%%

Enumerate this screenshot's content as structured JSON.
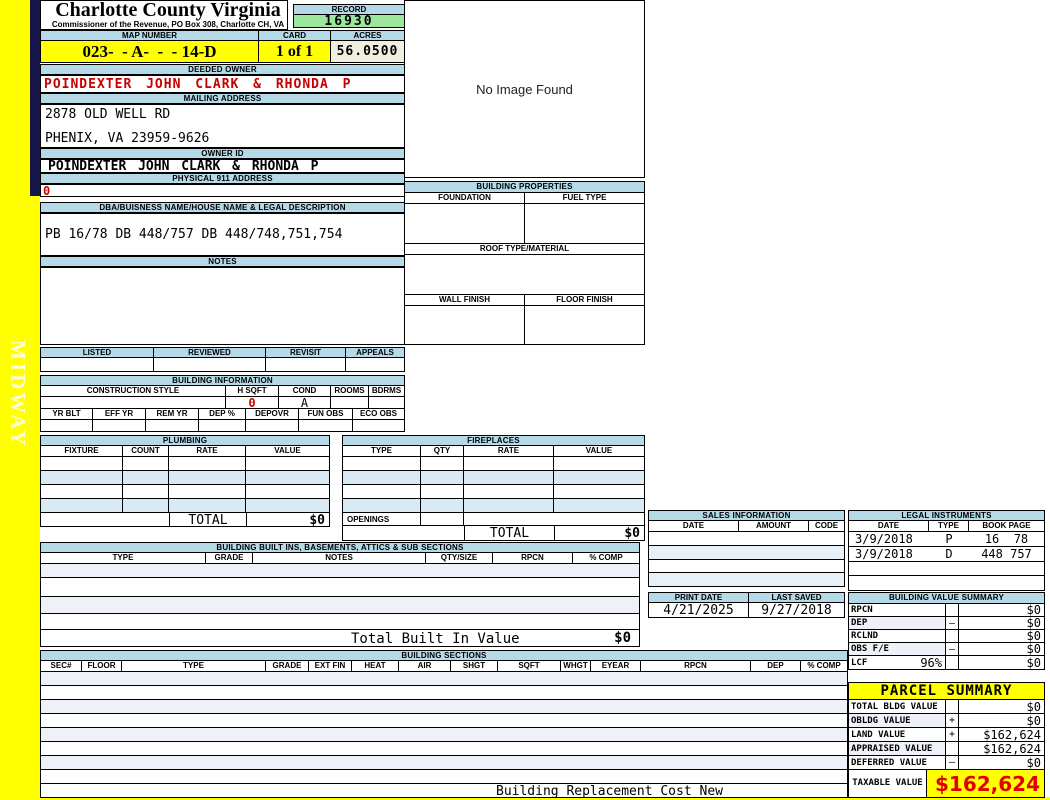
{
  "colors": {
    "header_blue": "#b6d9e7",
    "record_green": "#9de69d",
    "highlight_yellow": "#ffff00",
    "acres_cream": "#f0efde",
    "alert_red": "#c80000",
    "navy_strip": "#16164a"
  },
  "sidebar": {
    "watermark": "MIDWAY"
  },
  "header": {
    "title": "Charlotte County Virginia",
    "subtitle": "Commissioner of the Revenue, PO Box 308, Charlotte CH, VA",
    "record_label": "RECORD",
    "record_value": "16930",
    "map_number_label": "MAP NUMBER",
    "map_number": "023-  - A-  -  - 14-D",
    "card_label": "CARD",
    "card_value": "1 of 1",
    "acres_label": "ACRES",
    "acres_value": "56.0500"
  },
  "owner": {
    "deeded_owner_label": "DEEDED OWNER",
    "deeded_owner": "POINDEXTER JOHN CLARK & RHONDA P",
    "mailing_label": "MAILING ADDRESS",
    "mailing_line1": "2878 OLD WELL RD",
    "mailing_line2": "PHENIX, VA 23959-9626",
    "owner_id_label": "OWNER ID",
    "owner_id": "POINDEXTER JOHN CLARK & RHONDA P",
    "physical_label": "PHYSICAL 911 ADDRESS",
    "physical_value": "0"
  },
  "legal": {
    "dba_label": "DBA/BUISNESS NAME/HOUSE NAME & LEGAL DESCRIPTION",
    "description": "PB 16/78 DB 448/757 DB 448/748,751,754",
    "notes_label": "NOTES"
  },
  "review": {
    "headers": [
      "LISTED",
      "REVIEWED",
      "REVISIT",
      "APPEALS"
    ]
  },
  "building_info": {
    "title": "BUILDING INFORMATION",
    "row1_headers": [
      "CONSTRUCTION STYLE",
      "H SQFT",
      "COND",
      "ROOMS",
      "BDRMS"
    ],
    "h_sqft": "0",
    "cond": "A",
    "row2_headers": [
      "YR BLT",
      "EFF YR",
      "REM YR",
      "DEP %",
      "DEPOVR",
      "FUN OBS",
      "ECO OBS"
    ]
  },
  "plumbing": {
    "title": "PLUMBING",
    "headers": [
      "FIXTURE",
      "COUNT",
      "RATE",
      "VALUE"
    ],
    "total_label": "TOTAL",
    "total_value": "$0"
  },
  "fireplaces": {
    "title": "FIREPLACES",
    "headers": [
      "TYPE",
      "QTY",
      "RATE",
      "VALUE"
    ],
    "openings_label": "OPENINGS",
    "total_label": "TOTAL",
    "total_value": "$0"
  },
  "built_ins": {
    "title": "BUILDING BUILT INS, BASEMENTS, ATTICS & SUB SECTIONS",
    "headers": [
      "TYPE",
      "GRADE",
      "NOTES",
      "QTY/SIZE",
      "RPCN",
      "% COMP"
    ],
    "total_label": "Total Built In Value",
    "total_value": "$0"
  },
  "building_sections": {
    "title": "BUILDING SECTIONS",
    "headers": [
      "SEC#",
      "FLOOR",
      "TYPE",
      "GRADE",
      "EXT FIN",
      "HEAT",
      "AIR",
      "SHGT",
      "SQFT",
      "WHGT",
      "EYEAR",
      "RPCN",
      "DEP",
      "% COMP"
    ],
    "footer_note": "Building Replacement Cost New"
  },
  "sales": {
    "title": "SALES INFORMATION",
    "headers": [
      "DATE",
      "AMOUNT",
      "CODE"
    ]
  },
  "legal_instruments": {
    "title": "LEGAL INSTRUMENTS",
    "headers": [
      "DATE",
      "TYPE",
      "BOOK PAGE"
    ],
    "rows": [
      {
        "date": "3/9/2018",
        "type": "P",
        "book_page": "16  78"
      },
      {
        "date": "3/9/2018",
        "type": "D",
        "book_page": "448 757"
      }
    ]
  },
  "print_info": {
    "print_date_label": "PRINT DATE",
    "print_date": "4/21/2025",
    "last_saved_label": "LAST SAVED",
    "last_saved": "9/27/2018"
  },
  "building_value_summary": {
    "title": "BUILDING VALUE SUMMARY",
    "rows": [
      {
        "label": "RPCN",
        "extra": "",
        "op": "",
        "value": "$0"
      },
      {
        "label": "DEP",
        "extra": "",
        "op": "—",
        "value": "$0"
      },
      {
        "label": "RCLND",
        "extra": "",
        "op": "",
        "value": "$0"
      },
      {
        "label": "OBS F/E",
        "extra": "",
        "op": "—",
        "value": "$0"
      },
      {
        "label": "LCF",
        "extra": "96%",
        "op": "",
        "value": "$0"
      }
    ]
  },
  "parcel_summary": {
    "title": "PARCEL SUMMARY",
    "rows": [
      {
        "label": "TOTAL BLDG VALUE",
        "op": "",
        "value": "$0"
      },
      {
        "label": "OBLDG VALUE",
        "op": "+",
        "value": "$0"
      },
      {
        "label": "LAND VALUE",
        "op": "+",
        "value": "$162,624"
      },
      {
        "label": "APPRAISED VALUE",
        "op": "",
        "value": "$162,624"
      },
      {
        "label": "DEFERRED VALUE",
        "op": "—",
        "value": "$0"
      }
    ],
    "taxable_label": "TAXABLE VALUE",
    "taxable_value": "$162,624"
  },
  "image_panel": {
    "placeholder": "No Image Found"
  },
  "building_properties": {
    "title": "BUILDING PROPERTIES",
    "foundation_label": "FOUNDATION",
    "fuel_label": "FUEL TYPE",
    "roof_label": "ROOF TYPE/MATERIAL",
    "wall_label": "WALL FINISH",
    "floor_label": "FLOOR FINISH"
  }
}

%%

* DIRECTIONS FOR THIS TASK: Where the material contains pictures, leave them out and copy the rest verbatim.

* ANSWER SPACE:
Enumerate this screenshot's content as structured JSON.
{
  "colors": {
    "header_blue": "#b6d9e7",
    "record_green": "#9de69d",
    "highlight_yellow": "#ffff00",
    "acres_cream": "#f0efde",
    "alert_red": "#c80000",
    "navy_strip": "#16164a"
  },
  "sidebar": {
    "watermark": "MIDWAY"
  },
  "header": {
    "title": "Charlotte County Virginia",
    "subtitle": "Commissioner of the Revenue, PO Box 308, Charlotte CH, VA",
    "record_label": "RECORD",
    "record_value": "16930",
    "map_number_label": "MAP NUMBER",
    "map_number": "023-  - A-  -  - 14-D",
    "card_label": "CARD",
    "card_value": "1 of 1",
    "acres_label": "ACRES",
    "acres_value": "56.0500"
  },
  "owner": {
    "deeded_owner_label": "DEEDED OWNER",
    "deeded_owner": "POINDEXTER JOHN CLARK & RHONDA P",
    "mailing_label": "MAILING ADDRESS",
    "mailing_line1": "2878 OLD WELL RD",
    "mailing_line2": "PHENIX, VA 23959-9626",
    "owner_id_label": "OWNER ID",
    "owner_id": "POINDEXTER JOHN CLARK & RHONDA P",
    "physical_label": "PHYSICAL 911 ADDRESS",
    "physical_value": "0"
  },
  "legal": {
    "dba_label": "DBA/BUISNESS NAME/HOUSE NAME & LEGAL DESCRIPTION",
    "description": "PB 16/78 DB 448/757 DB 448/748,751,754",
    "notes_label": "NOTES"
  },
  "review": {
    "headers": [
      "LISTED",
      "REVIEWED",
      "REVISIT",
      "APPEALS"
    ]
  },
  "building_info": {
    "title": "BUILDING INFORMATION",
    "row1_headers": [
      "CONSTRUCTION STYLE",
      "H SQFT",
      "COND",
      "ROOMS",
      "BDRMS"
    ],
    "h_sqft": "0",
    "cond": "A",
    "row2_headers": [
      "YR BLT",
      "EFF YR",
      "REM YR",
      "DEP %",
      "DEPOVR",
      "FUN OBS",
      "ECO OBS"
    ]
  },
  "plumbing": {
    "title": "PLUMBING",
    "headers": [
      "FIXTURE",
      "COUNT",
      "RATE",
      "VALUE"
    ],
    "total_label": "TOTAL",
    "total_value": "$0"
  },
  "fireplaces": {
    "title": "FIREPLACES",
    "headers": [
      "TYPE",
      "QTY",
      "RATE",
      "VALUE"
    ],
    "openings_label": "OPENINGS",
    "total_label": "TOTAL",
    "total_value": "$0"
  },
  "built_ins": {
    "title": "BUILDING BUILT INS, BASEMENTS, ATTICS & SUB SECTIONS",
    "headers": [
      "TYPE",
      "GRADE",
      "NOTES",
      "QTY/SIZE",
      "RPCN",
      "% COMP"
    ],
    "total_label": "Total Built In Value",
    "total_value": "$0"
  },
  "building_sections": {
    "title": "BUILDING SECTIONS",
    "headers": [
      "SEC#",
      "FLOOR",
      "TYPE",
      "GRADE",
      "EXT FIN",
      "HEAT",
      "AIR",
      "SHGT",
      "SQFT",
      "WHGT",
      "EYEAR",
      "RPCN",
      "DEP",
      "% COMP"
    ],
    "footer_note": "Building Replacement Cost New"
  },
  "sales": {
    "title": "SALES INFORMATION",
    "headers": [
      "DATE",
      "AMOUNT",
      "CODE"
    ]
  },
  "legal_instruments": {
    "title": "LEGAL INSTRUMENTS",
    "headers": [
      "DATE",
      "TYPE",
      "BOOK PAGE"
    ],
    "rows": [
      {
        "date": "3/9/2018",
        "type": "P",
        "book_page": "16  78"
      },
      {
        "date": "3/9/2018",
        "type": "D",
        "book_page": "448 757"
      }
    ]
  },
  "print_info": {
    "print_date_label": "PRINT DATE",
    "print_date": "4/21/2025",
    "last_saved_label": "LAST SAVED",
    "last_saved": "9/27/2018"
  },
  "building_value_summary": {
    "title": "BUILDING VALUE SUMMARY",
    "rows": [
      {
        "label": "RPCN",
        "extra": "",
        "op": "",
        "value": "$0"
      },
      {
        "label": "DEP",
        "extra": "",
        "op": "—",
        "value": "$0"
      },
      {
        "label": "RCLND",
        "extra": "",
        "op": "",
        "value": "$0"
      },
      {
        "label": "OBS F/E",
        "extra": "",
        "op": "—",
        "value": "$0"
      },
      {
        "label": "LCF",
        "extra": "96%",
        "op": "",
        "value": "$0"
      }
    ]
  },
  "parcel_summary": {
    "title": "PARCEL SUMMARY",
    "rows": [
      {
        "label": "TOTAL BLDG VALUE",
        "op": "",
        "value": "$0"
      },
      {
        "label": "OBLDG VALUE",
        "op": "+",
        "value": "$0"
      },
      {
        "label": "LAND VALUE",
        "op": "+",
        "value": "$162,624"
      },
      {
        "label": "APPRAISED VALUE",
        "op": "",
        "value": "$162,624"
      },
      {
        "label": "DEFERRED VALUE",
        "op": "—",
        "value": "$0"
      }
    ],
    "taxable_label": "TAXABLE VALUE",
    "taxable_value": "$162,624"
  },
  "image_panel": {
    "placeholder": "No Image Found"
  },
  "building_properties": {
    "title": "BUILDING PROPERTIES",
    "foundation_label": "FOUNDATION",
    "fuel_label": "FUEL TYPE",
    "roof_label": "ROOF TYPE/MATERIAL",
    "wall_label": "WALL FINISH",
    "floor_label": "FLOOR FINISH"
  }
}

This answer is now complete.